The interplay at global levels is causing some shocks and most central banks are recalibrating their quantitative easing strategy post Covid-19.
Most economies had begun tapering by gradually increasing interest rates and as consequence the liquidity has been impactful.
While wages and employment statistics have remained up, companies are struggling with working capital and investments have slowed down.
These developments will likely see further withdrawal of funds from emerging economies, including the Sub-Saharan Africa (SSA). Drier capital markets and reduced FDI flows have an impact on forex availability and general currency stability, all else being stable.
Outside of Chinese money flocking into mining ventures in Zimbabwe, capital flows remain suppressed particularly from the West and multilateral lenders.
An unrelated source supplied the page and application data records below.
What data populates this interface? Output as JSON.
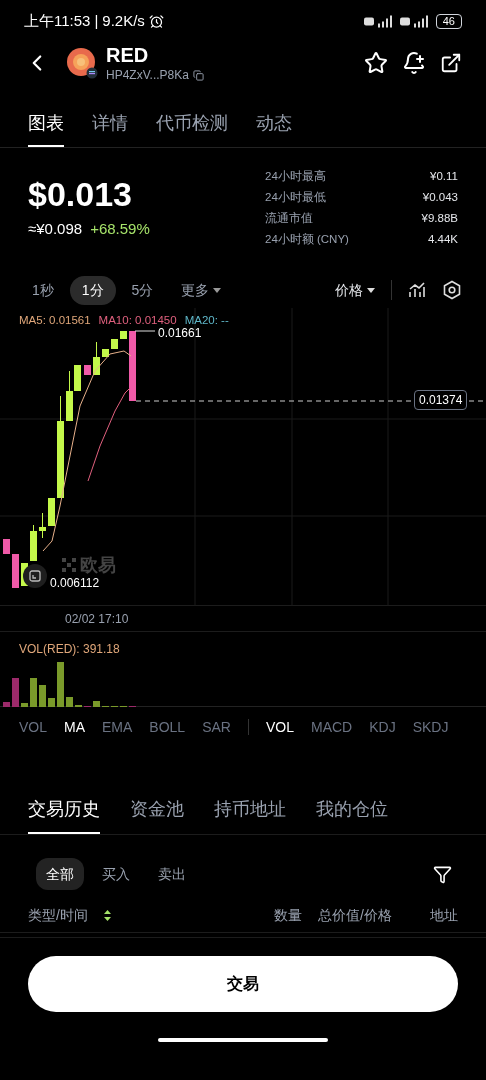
{
  "status_bar": {
    "time": "上午11:53",
    "separator": "|",
    "speed": "9.2K/s",
    "battery": "46"
  },
  "header": {
    "symbol": "RED",
    "address": "HP4ZxV...P8Ka"
  },
  "tabs": [
    {
      "label": "图表",
      "selected": true
    },
    {
      "label": "详情",
      "selected": false
    },
    {
      "label": "代币检测",
      "selected": false
    },
    {
      "label": "动态",
      "selected": false
    }
  ],
  "price": {
    "usd": "$0.013",
    "cny": "≈¥0.098",
    "change": "+68.59%"
  },
  "stats": [
    {
      "label": "24小时最高",
      "value": "¥0.11"
    },
    {
      "label": "24小时最低",
      "value": "¥0.043"
    },
    {
      "label": "流通市值",
      "value": "¥9.88B"
    },
    {
      "label": "24小时额 (CNY)",
      "value": "4.44K"
    }
  ],
  "intervals": [
    {
      "label": "1秒",
      "selected": false,
      "kind": "option"
    },
    {
      "label": "1分",
      "selected": true,
      "kind": "option"
    },
    {
      "label": "5分",
      "selected": false,
      "kind": "option"
    },
    {
      "label": "更多",
      "selected": false,
      "kind": "dropdown"
    }
  ],
  "price_mode": {
    "label": "价格"
  },
  "chart": {
    "ma_legend": [
      {
        "label": "MA5: 0.01561",
        "color": "#e0a77a"
      },
      {
        "label": "MA10: 0.01450",
        "color": "#e0607e"
      },
      {
        "label": "MA20: --",
        "color": "#5fb7c9"
      }
    ],
    "high_label": "0.01661",
    "low_label": "0.006112",
    "last_price": "0.01374",
    "time_label": "02/02 17:10",
    "watermark": "欧易"
  },
  "volume": {
    "label": "VOL(RED): 391.18"
  },
  "indicators_main": [
    {
      "label": "VOL",
      "selected": false
    },
    {
      "label": "MA",
      "selected": true
    },
    {
      "label": "EMA",
      "selected": false
    },
    {
      "label": "BOLL",
      "selected": false
    },
    {
      "label": "SAR",
      "selected": false
    }
  ],
  "indicators_sub": [
    {
      "label": "VOL",
      "selected": true
    },
    {
      "label": "MACD",
      "selected": false
    },
    {
      "label": "KDJ",
      "selected": false
    },
    {
      "label": "SKDJ",
      "selected": false
    }
  ],
  "trade_tabs": [
    {
      "label": "交易历史",
      "selected": true
    },
    {
      "label": "资金池",
      "selected": false
    },
    {
      "label": "持币地址",
      "selected": false
    },
    {
      "label": "我的仓位",
      "selected": false
    }
  ],
  "filters": [
    {
      "label": "全部",
      "selected": true
    },
    {
      "label": "买入",
      "selected": false
    },
    {
      "label": "卖出",
      "selected": false
    }
  ],
  "columns": [
    "类型/时间",
    "数量",
    "总价值/价格",
    "地址"
  ],
  "trade_button": "交易"
}
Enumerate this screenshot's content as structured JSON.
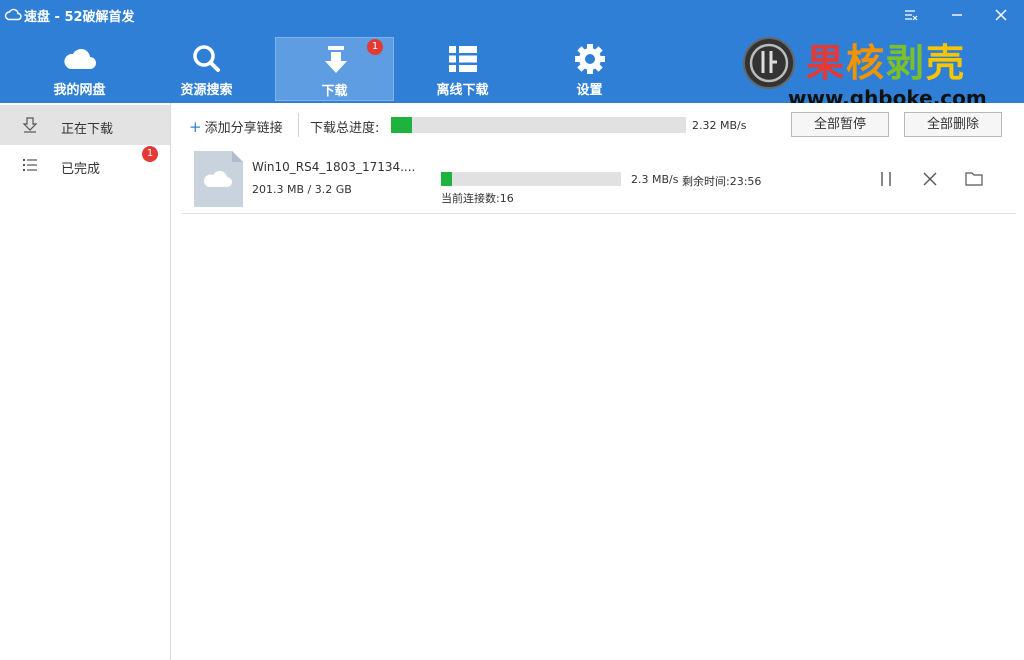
{
  "window": {
    "title": "速盘 - 52破解首发"
  },
  "nav": [
    {
      "label": "我的网盘",
      "icon": "cloud-icon"
    },
    {
      "label": "资源搜索",
      "icon": "search-icon"
    },
    {
      "label": "下载",
      "icon": "download-icon",
      "badge": "1",
      "active": true
    },
    {
      "label": "离线下载",
      "icon": "list-grid-icon"
    },
    {
      "label": "设置",
      "icon": "gear-icon"
    }
  ],
  "logo": {
    "text": "果核剥壳",
    "url": "www.ghboke.com"
  },
  "sidebar": {
    "items": [
      {
        "label": "正在下载",
        "icon": "download-tray-icon",
        "active": true
      },
      {
        "label": "已完成",
        "icon": "list-icon",
        "badge": "1"
      }
    ]
  },
  "toolbar": {
    "add_link_label": "添加分享链接",
    "progress_label": "下载总进度:",
    "total_progress": 0.07,
    "total_speed": "2.32 MB/s",
    "pause_all_label": "全部暂停",
    "delete_all_label": "全部删除"
  },
  "downloads": [
    {
      "name": "Win10_RS4_1803_17134....",
      "size": "201.3 MB / 3.2 GB",
      "progress": 0.06,
      "speed": "2.3 MB/s",
      "remaining": "剩余时间:23:56",
      "connections": "当前连接数:16"
    }
  ],
  "colors": {
    "header": "#2f7fd6",
    "progress": "#1db33d",
    "badge": "#e53935"
  }
}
On the stock market, inflows have remained depressed and currently foreign flow make up only 5% of turnover. Zimbabwe is presently leveraging on firm global commodity prices to shore up its forex inflows. On a more sustainable basis, capital investments will be required on both existing mines and new ones to maintain or grow forex inflows.
In anticipation of a global recession, local authorities will have to assume a tighter monetary policy stance. This is a tall order in an election year but it is possible especially if a long-term view is taken. Companies will have to be more cautious especially on liquidity management.
The clearest reading from the data at hand is that, although forex inflows are increasing (exports), outflows are also increasing such that the payoff are negative.
A negative trade balance is still the order of the day over the last 20 years and the positive BOP (minimum) has done little to cushion foreign settlements.
While foreign receipts have generally risen, the pace of new money injection into the financial system has remained high and disproportionate to the growth in foreign receipts.
In our view, the instability prevailing in the currency market is purely a monetary phenomenon driven by money injection by the authorities.
The extend of currency depreciation will have been worse if authorities had not engaged in mop-up exercises mainly through gold coins.
The exercise has mopped up liquidity to the tune of ZW$20 billion (US$1:ZW$912,58 at this week’s auction rate). This effectively reduced base money by about 20%, given a year end 2022 outturn of ZW$100 billion. We are therefore of the view that the Zimdollar will remain weak into the foreseeable future.
Gwenzi is a financial analyst and MD of Equity Axis, a financial media firm offering business intelligence, economic and equity research. — firstname.lastname@example.org